NASA says that after processing, the images are expected to be available at approximately 4:30 a.m. EST (1:30 a.m. PST) on Feb. 15.
“For the first time we’ll go back to see what happens to a comet since our last visit,” explained Pete Schultz, co-investigator of Brown University, Providence, R.I. “The comet has been out to the orbit of Jupiter and back to Mars and had several outbursts of gas and dust. In 2005 we saw old and new surfaces. So it has a complicated geologic history. We hope to resolve the crater and see ejecta. But there are many unknowns. What we see – whether its the crater or the other unseen side – all depends on the rotation of the comet nucleus.”
“The comet dynamics are complex and erratic, not inert,” said Steve Chesley, a co-investigator at JPL. “They are like a rocket with no one at the controls. The orbit can change. So it is a huge challenge to target a spacecraft for a flyby or rendezvous.”
Stardust-NeXT is a repurposed spacecraft. The Valentine’s Day encounter will be the last hurrah for the aging probe. Stardust was originally launched way back in 1999. It flew by Comet Wild 2 on Jan. 2, 2004 and collected cometary dust particles which were returned to Earth in a sample return capsule in Jan. 2006. Since then it has continued its solitary voyage through the void of the space.

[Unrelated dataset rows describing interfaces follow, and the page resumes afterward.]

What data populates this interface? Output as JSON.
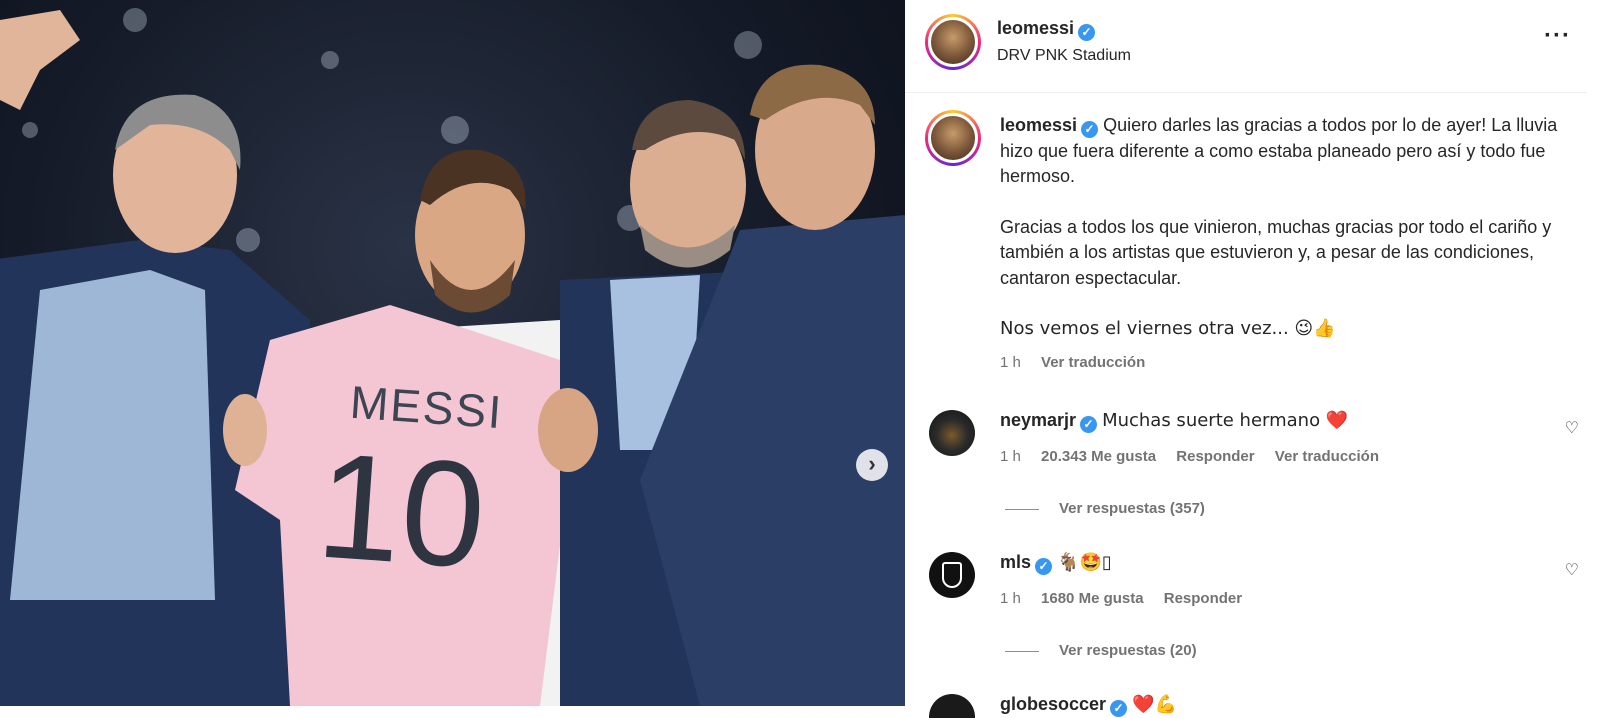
{
  "post": {
    "author": "leomessi",
    "location": "DRV PNK Stadium",
    "more_icon": "more-horizontal-icon",
    "jersey_name": "MESSI",
    "jersey_number": "10"
  },
  "caption": {
    "username": "leomessi",
    "paragraph_1": "Quiero darles las gracias a todos por lo de ayer! La lluvia hizo que fuera diferente a como estaba planeado pero así y todo fue hermoso.",
    "paragraph_2": "Gracias a todos los que vinieron, muchas gracias por todo el cariño y también a los artistas que estuvieron y, a pesar de las condiciones, cantaron espectacular.",
    "paragraph_3": "Nos vemos el viernes otra vez... 😉👍",
    "time": "1 h",
    "translate": "Ver traducción"
  },
  "comments": [
    {
      "username": "neymarjr",
      "text": "Muchas suerte hermano ❤️",
      "time": "1 h",
      "likes": "20.343 Me gusta",
      "reply": "Responder",
      "translate": "Ver traducción",
      "replies": "Ver respuestas (357)"
    },
    {
      "username": "mls",
      "text": "🐐🤩▯",
      "time": "1 h",
      "likes": "1680 Me gusta",
      "reply": "Responder",
      "replies": "Ver respuestas (20)"
    },
    {
      "username": "globesoccer",
      "text": "❤️💪"
    }
  ],
  "colors": {
    "verified": "#3897f0",
    "jersey_pink": "#f4c6d4",
    "suit_navy": "#22345a"
  }
}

The craft is nearly out of fuel and all movements consume fuel. It is totally dependent on the reaction control thrusters for navigating through space and pointing its camera and science instruments, said Larson.
“We are confident that we will have enough fuel to finish up this mission. It has been a big, big challenge to maintain a reserve supply. After the mission there won’t be much left that the spacecraft can do. The last trajectory correction maneuver is two days before arrival. That is also when we will take our last optical navigation images for targeting the spacecraft.”

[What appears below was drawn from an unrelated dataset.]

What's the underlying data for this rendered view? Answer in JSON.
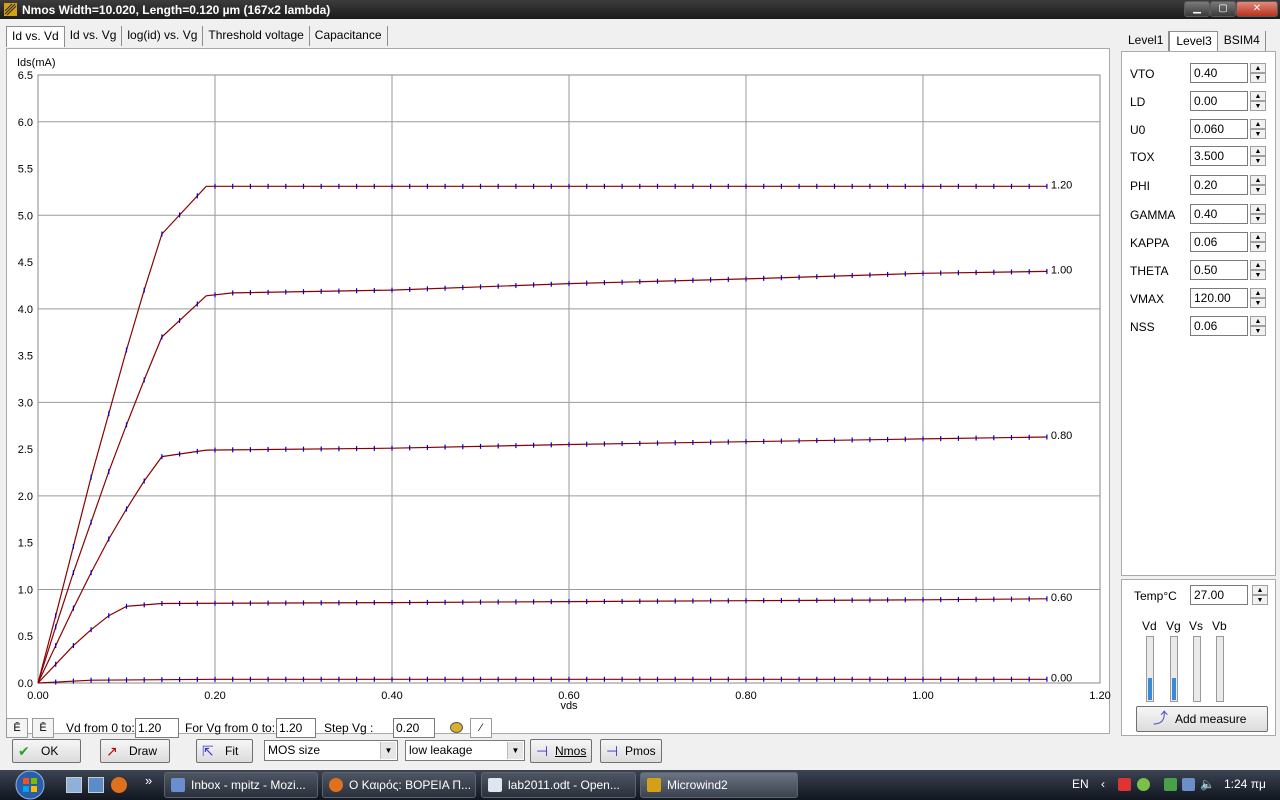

Only about a third of the surface of Tempel 1 was photographed by Deep Impact in 2005. “We’ll be looking at old territory and new and some overlap,” explained Veverka. “The science team is awfully excited and just can’t wait to see the pictures on Valentine’s day.”
“We have no idea how quickly the surface features change and whether its millions of years or days,” concluded Veverka.
“We expect new discoveries no matter what we see,” Larson summed up
Jan. 19, 2010: Science Team Media Briefing
The Stardust spacecraft has been repackaged for the Stardust-NexT mission. Stardust-NExT will rendezvous with Comet Tempel 1 on February 14, giving scientists an opportunity, for the first time, to search a comet’s surface for changes following its orbit around the sun. Mission scientists discussed the relevance of the mission at a briefing at NASA headquarters in Washington